Very Rare Depiction of Lioness

CNG 91, Lot: 105. Estimate $7500.
Sold for $7508. This amount does not include the buyer’s fee.

MACEDON, Akanthos. Circa 480-470 BC. AR Tetradrachm (28mm, 17.26 g). Attic standard. Lioness right, attacking bull crouching left, with head right; floral ornament in exergue / Quadripartite incuse square. Cf. Desneux Type G.2, obv. die 83, otherwise unpublished. Good VF, toned. Extremely rare type, with only four examples recorded in the ANS photofile, but none without a subsidiary symbol above the lioness on the obverse.

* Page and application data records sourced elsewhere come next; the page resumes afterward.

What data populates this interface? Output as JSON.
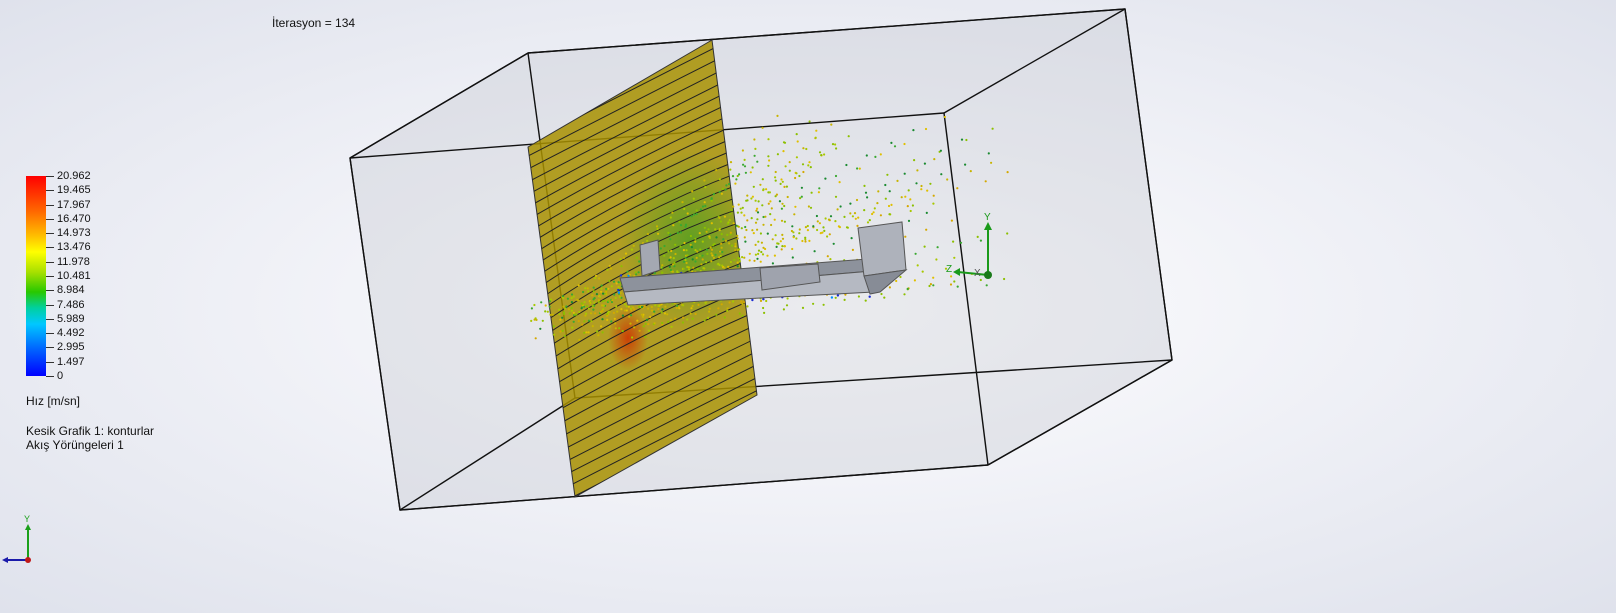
{
  "iteration_label": "İterasyon = 134",
  "legend": {
    "title": "Hız [m/sn]",
    "ticks": [
      "20.962",
      "19.465",
      "17.967",
      "16.470",
      "14.973",
      "13.476",
      "11.978",
      "10.481",
      "8.984",
      "7.486",
      "5.989",
      "4.492",
      "2.995",
      "1.497",
      "0"
    ]
  },
  "plots": [
    "Kesik Grafik 1: konturlar",
    "Akış Yörüngeleri 1"
  ],
  "triad_main": {
    "y": "Y",
    "z": "Z",
    "x": "X"
  },
  "triad_corner": {
    "y": "Y"
  },
  "colors": {
    "cut_plot": "#a89000",
    "part": "#9ea3ad",
    "box_edge": "#111111"
  }
}
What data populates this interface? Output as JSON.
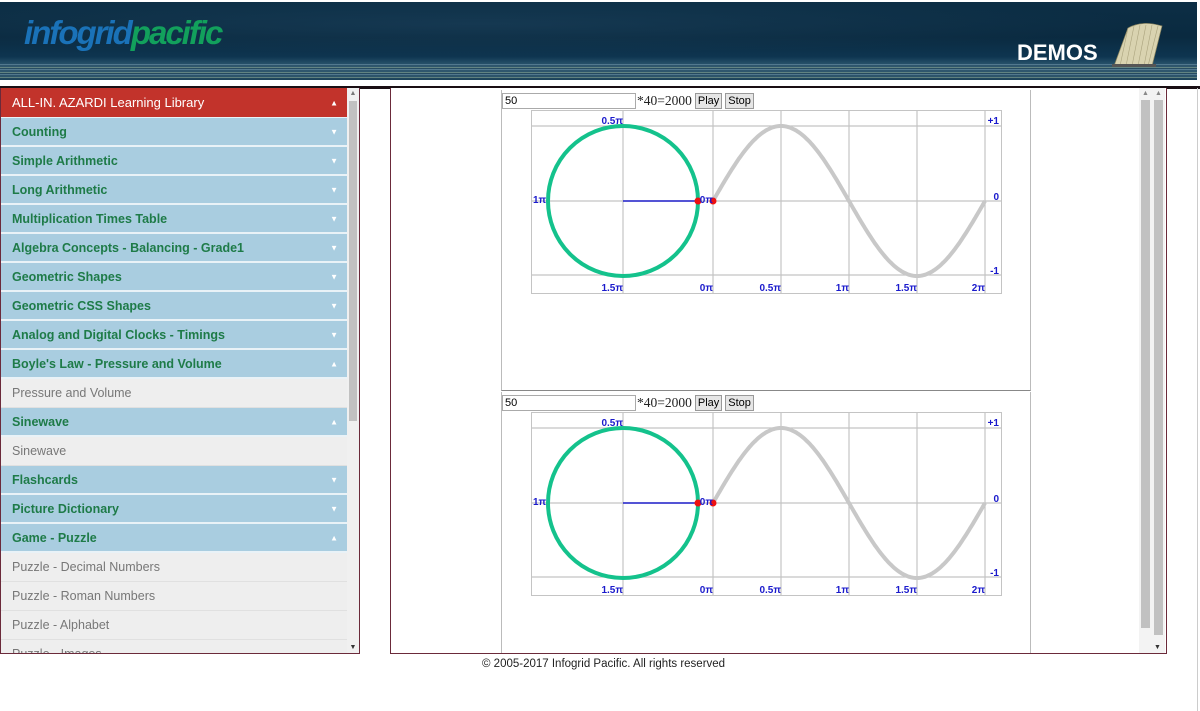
{
  "header": {
    "logo_part1": "infogrid",
    "logo_part2": "pacific",
    "demos_label": "DEMOS",
    "icons": {
      "book": "open-book-fan-icon"
    }
  },
  "sidebar": {
    "items": [
      {
        "label": "ALL-IN. AZARDI Learning Library",
        "type": "top",
        "expanded": true
      },
      {
        "label": "Counting",
        "type": "head",
        "expanded": false
      },
      {
        "label": "Simple Arithmetic",
        "type": "head",
        "expanded": false
      },
      {
        "label": "Long Arithmetic",
        "type": "head",
        "expanded": false
      },
      {
        "label": "Multiplication Times Table",
        "type": "head",
        "expanded": false
      },
      {
        "label": "Algebra Concepts - Balancing - Grade1",
        "type": "head",
        "expanded": false
      },
      {
        "label": "Geometric Shapes",
        "type": "head",
        "expanded": false
      },
      {
        "label": "Geometric CSS Shapes",
        "type": "head",
        "expanded": false
      },
      {
        "label": "Analog and Digital Clocks - Timings",
        "type": "head",
        "expanded": false
      },
      {
        "label": "Boyle's Law - Pressure and Volume",
        "type": "head",
        "expanded": true
      },
      {
        "label": "Pressure and Volume",
        "type": "sub"
      },
      {
        "label": "Sinewave",
        "type": "head",
        "expanded": true
      },
      {
        "label": "Sinewave",
        "type": "sub"
      },
      {
        "label": "Flashcards",
        "type": "head",
        "expanded": false
      },
      {
        "label": "Picture Dictionary",
        "type": "head",
        "expanded": false
      },
      {
        "label": "Game - Puzzle",
        "type": "head",
        "expanded": true
      },
      {
        "label": "Puzzle - Decimal Numbers",
        "type": "sub"
      },
      {
        "label": "Puzzle - Roman Numbers",
        "type": "sub"
      },
      {
        "label": "Puzzle - Alphabet",
        "type": "sub"
      },
      {
        "label": "Puzzle - Images",
        "type": "sub"
      }
    ],
    "arrow_up": "▲",
    "arrow_down": "▼"
  },
  "widgets": [
    {
      "input_value": "50",
      "formula": "*40=2000",
      "play_label": "Play",
      "stop_label": "Stop",
      "circle_labels": {
        "top": "0.5π",
        "left": "1π",
        "right": "0π",
        "bottom": "1.5π"
      },
      "x_ticks": [
        "0π",
        "0.5π",
        "1π",
        "1.5π",
        "2π"
      ],
      "y_ticks": [
        "+1",
        "0",
        "-1"
      ],
      "phase": 0
    },
    {
      "input_value": "50",
      "formula": "*40=2000",
      "play_label": "Play",
      "stop_label": "Stop",
      "circle_labels": {
        "top": "0.5π",
        "left": "1π",
        "right": "0π",
        "bottom": "1.5π"
      },
      "x_ticks": [
        "0π",
        "0.5π",
        "1π",
        "1.5π",
        "2π"
      ],
      "y_ticks": [
        "+1",
        "0",
        "-1"
      ],
      "phase": 0
    }
  ],
  "colors": {
    "circle": "#14c28c",
    "wave": "#c8c8c8",
    "radius": "#2020cc",
    "marker": "#ee1111",
    "label": "#1a1acc",
    "menu_top": "#c2332b",
    "menu_head": "#a9cde0",
    "menu_text": "#1e7b48"
  },
  "footer": {
    "copyright": "© 2005-2017 Infogrid Pacific. All rights reserved"
  }
}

Akanthos is located in the Chalkidike near the point where the Akte peninsula joins the mainland. Beginning in the late sixth century BC, this city began striking coinage (as were other regional cities and tribes) to facilitate the increased trade with those Attic Greek colonies and emporia that has recently been established there. During this same period, as the Persian Empire began its westward expansion into Europe, these coins also served as a source of tribute, part of the Medizing process, in which the locals allied themselves with the Persians. During the Greco-Persian Wars (499-479 BC), Akanthos supported the Persians and, in early 480 BC, provided labor for the construction of a canal across the peninsula, so that the Persian fleet could avoid sailing around the treacherous waters below Mt. Athos at the peninsula's southernmost tip (Her. 7. 22-24, 115, 117).

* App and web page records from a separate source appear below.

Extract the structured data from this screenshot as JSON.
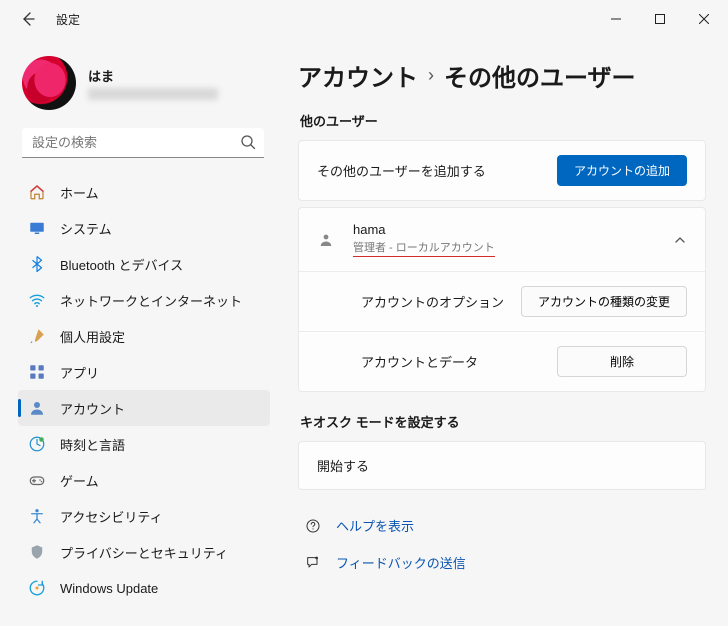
{
  "window": {
    "title": "設定"
  },
  "profile": {
    "name": "はま",
    "email": "████████████"
  },
  "search": {
    "placeholder": "設定の検索"
  },
  "sidebar": {
    "items": [
      {
        "label": "ホーム",
        "icon": "home",
        "selected": false
      },
      {
        "label": "システム",
        "icon": "system",
        "selected": false
      },
      {
        "label": "Bluetooth とデバイス",
        "icon": "bluetooth",
        "selected": false
      },
      {
        "label": "ネットワークとインターネット",
        "icon": "network",
        "selected": false
      },
      {
        "label": "個人用設定",
        "icon": "brush",
        "selected": false
      },
      {
        "label": "アプリ",
        "icon": "apps",
        "selected": false
      },
      {
        "label": "アカウント",
        "icon": "account",
        "selected": true
      },
      {
        "label": "時刻と言語",
        "icon": "time",
        "selected": false
      },
      {
        "label": "ゲーム",
        "icon": "game",
        "selected": false
      },
      {
        "label": "アクセシビリティ",
        "icon": "access",
        "selected": false
      },
      {
        "label": "プライバシーとセキュリティ",
        "icon": "privacy",
        "selected": false
      },
      {
        "label": "Windows Update",
        "icon": "update",
        "selected": false
      }
    ]
  },
  "breadcrumb": {
    "parent": "アカウント",
    "current": "その他のユーザー"
  },
  "sections": {
    "other_users_label": "他のユーザー",
    "add_other_user_text": "その他のユーザーを追加する",
    "add_account_button": "アカウントの追加",
    "user": {
      "name": "hama",
      "subtitle": "管理者 - ローカルアカウント",
      "account_options_label": "アカウントのオプション",
      "change_type_button": "アカウントの種類の変更",
      "account_data_label": "アカウントとデータ",
      "delete_button": "削除"
    },
    "kiosk_label": "キオスク モードを設定する",
    "kiosk_start": "開始する"
  },
  "footer": {
    "help": "ヘルプを表示",
    "feedback": "フィードバックの送信"
  }
}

The lion and bull design is common to the tetradrachms of Akanthos from the sixth to the early fourth century BC. The earliest tetradrachms are characterized by thick, dumpy flans, a variable style of incuse, and the head of the lion in three-quarter perspective. Subsequent issues, however, have a flan that is relatively thinner and broader, an incuse of a more regularly quadripartite style, and the head of the lion in profile. The floral symbol in the exergue, which first appeared in some of the earliest tetradrachms, became more stylized in these subsequent issues, as well. Subsequently, a pellet-in-annulet appeared above the lion in the upper field of the obverse, followed by the addition of a subsidiary letter, and, finally, letter combinations and symbols to distinguish later issues in this large series.

Most of these tetradrachms show a stylistically archetypal lion attacking the bull, evidenced by its thick mane and bold joints and lines. However, two groups of tetradrachms (Desneux Types C and G) have felines that are represented with much finer lines, smooth joints, and a subdued, evenly constructed mane that Desneux identified as depictions of lionesses. Some dies show the lioness decorated with spots, leading some to suggest that it may be a panther, but the scene is certainly a representation of the archetypal lion and bull motif that was imported to Macedon from the east (Persia), and is found on many coinages of the period.

The lion and bull motif appears frequently in art of the ancient Near East and ancient Greece (see Willy Hartner, “The Earliest History of the Constellations in the Near East and the Motif of the Lion-Bull Combat,” Journal of Near Eastern Studies 24 [1965], pp. 1-16, who identified its earliest representation on a prehistoric Elamite seal of the fourth millennium BC. For its appearance in Greek art, see the KY Painter in the National Archaeological Museum in Athens [Accession Number 12688] and Desneux, p. 55). Reliefs from the Persian capital at Persepolis depict this same type and the Lydian coinage of this same period, though they do not show this type specifically, are surely a conscious echoing of a definitely masculine theme.

Why then the use of a lioness, rather than a lion? Herodotos may provide a possible clue. According to him (7.125-126), the Persian army was attacked by lions while bivouacking on the eastern fringes of Greece and Macedonia. Since these animals and their habits would have been well-known to the regional population, the die cutter chose to be more accurate in his description of the scene, rather than following a more traditional and foreign representation.